(Component data from apps and pages)

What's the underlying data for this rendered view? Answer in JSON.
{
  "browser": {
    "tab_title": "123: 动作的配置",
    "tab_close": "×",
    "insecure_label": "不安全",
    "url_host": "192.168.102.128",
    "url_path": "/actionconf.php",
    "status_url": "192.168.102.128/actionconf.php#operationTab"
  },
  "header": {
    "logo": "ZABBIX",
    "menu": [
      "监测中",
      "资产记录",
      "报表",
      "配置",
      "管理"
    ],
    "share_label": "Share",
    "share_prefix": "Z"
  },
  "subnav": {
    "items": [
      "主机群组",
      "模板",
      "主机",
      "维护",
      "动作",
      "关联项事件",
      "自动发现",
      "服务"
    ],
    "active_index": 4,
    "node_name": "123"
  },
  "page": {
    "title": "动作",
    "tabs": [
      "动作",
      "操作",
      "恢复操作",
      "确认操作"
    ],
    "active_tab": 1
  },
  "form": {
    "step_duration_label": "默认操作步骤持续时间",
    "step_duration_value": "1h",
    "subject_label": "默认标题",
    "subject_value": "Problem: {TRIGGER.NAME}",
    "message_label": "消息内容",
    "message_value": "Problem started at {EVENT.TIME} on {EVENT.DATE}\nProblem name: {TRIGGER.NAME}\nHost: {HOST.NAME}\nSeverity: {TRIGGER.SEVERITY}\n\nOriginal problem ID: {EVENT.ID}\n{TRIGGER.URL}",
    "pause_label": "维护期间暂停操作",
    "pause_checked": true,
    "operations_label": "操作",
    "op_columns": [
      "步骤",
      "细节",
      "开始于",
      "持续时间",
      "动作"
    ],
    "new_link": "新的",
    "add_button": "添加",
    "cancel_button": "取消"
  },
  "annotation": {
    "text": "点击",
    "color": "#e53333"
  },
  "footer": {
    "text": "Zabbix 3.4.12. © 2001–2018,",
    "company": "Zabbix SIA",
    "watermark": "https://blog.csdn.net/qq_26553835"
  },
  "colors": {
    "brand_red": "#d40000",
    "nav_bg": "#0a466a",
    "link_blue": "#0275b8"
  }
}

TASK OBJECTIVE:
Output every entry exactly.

YOUR RESPONSE:
What's the underlying data for this rendered view? Answer in JSON.
{
  "browser": {
    "tab_title": "123: 动作的配置",
    "tab_close": "×",
    "insecure_label": "不安全",
    "url_host": "192.168.102.128",
    "url_path": "/actionconf.php",
    "status_url": "192.168.102.128/actionconf.php#operationTab"
  },
  "header": {
    "logo": "ZABBIX",
    "menu": [
      "监测中",
      "资产记录",
      "报表",
      "配置",
      "管理"
    ],
    "share_label": "Share",
    "share_prefix": "Z"
  },
  "subnav": {
    "items": [
      "主机群组",
      "模板",
      "主机",
      "维护",
      "动作",
      "关联项事件",
      "自动发现",
      "服务"
    ],
    "active_index": 4,
    "node_name": "123"
  },
  "page": {
    "title": "动作",
    "tabs": [
      "动作",
      "操作",
      "恢复操作",
      "确认操作"
    ],
    "active_tab": 1
  },
  "form": {
    "step_duration_label": "默认操作步骤持续时间",
    "step_duration_value": "1h",
    "subject_label": "默认标题",
    "subject_value": "Problem: {TRIGGER.NAME}",
    "message_label": "消息内容",
    "message_value": "Problem started at {EVENT.TIME} on {EVENT.DATE}\nProblem name: {TRIGGER.NAME}\nHost: {HOST.NAME}\nSeverity: {TRIGGER.SEVERITY}\n\nOriginal problem ID: {EVENT.ID}\n{TRIGGER.URL}",
    "pause_label": "维护期间暂停操作",
    "pause_checked": true,
    "operations_label": "操作",
    "op_columns": [
      "步骤",
      "细节",
      "开始于",
      "持续时间",
      "动作"
    ],
    "new_link": "新的",
    "add_button": "添加",
    "cancel_button": "取消"
  },
  "annotation": {
    "text": "点击",
    "color": "#e53333"
  },
  "footer": {
    "text": "Zabbix 3.4.12. © 2001–2018,",
    "company": "Zabbix SIA",
    "watermark": "https://blog.csdn.net/qq_26553835"
  },
  "colors": {
    "brand_red": "#d40000",
    "nav_bg": "#0a466a",
    "link_blue": "#0275b8"
  }
}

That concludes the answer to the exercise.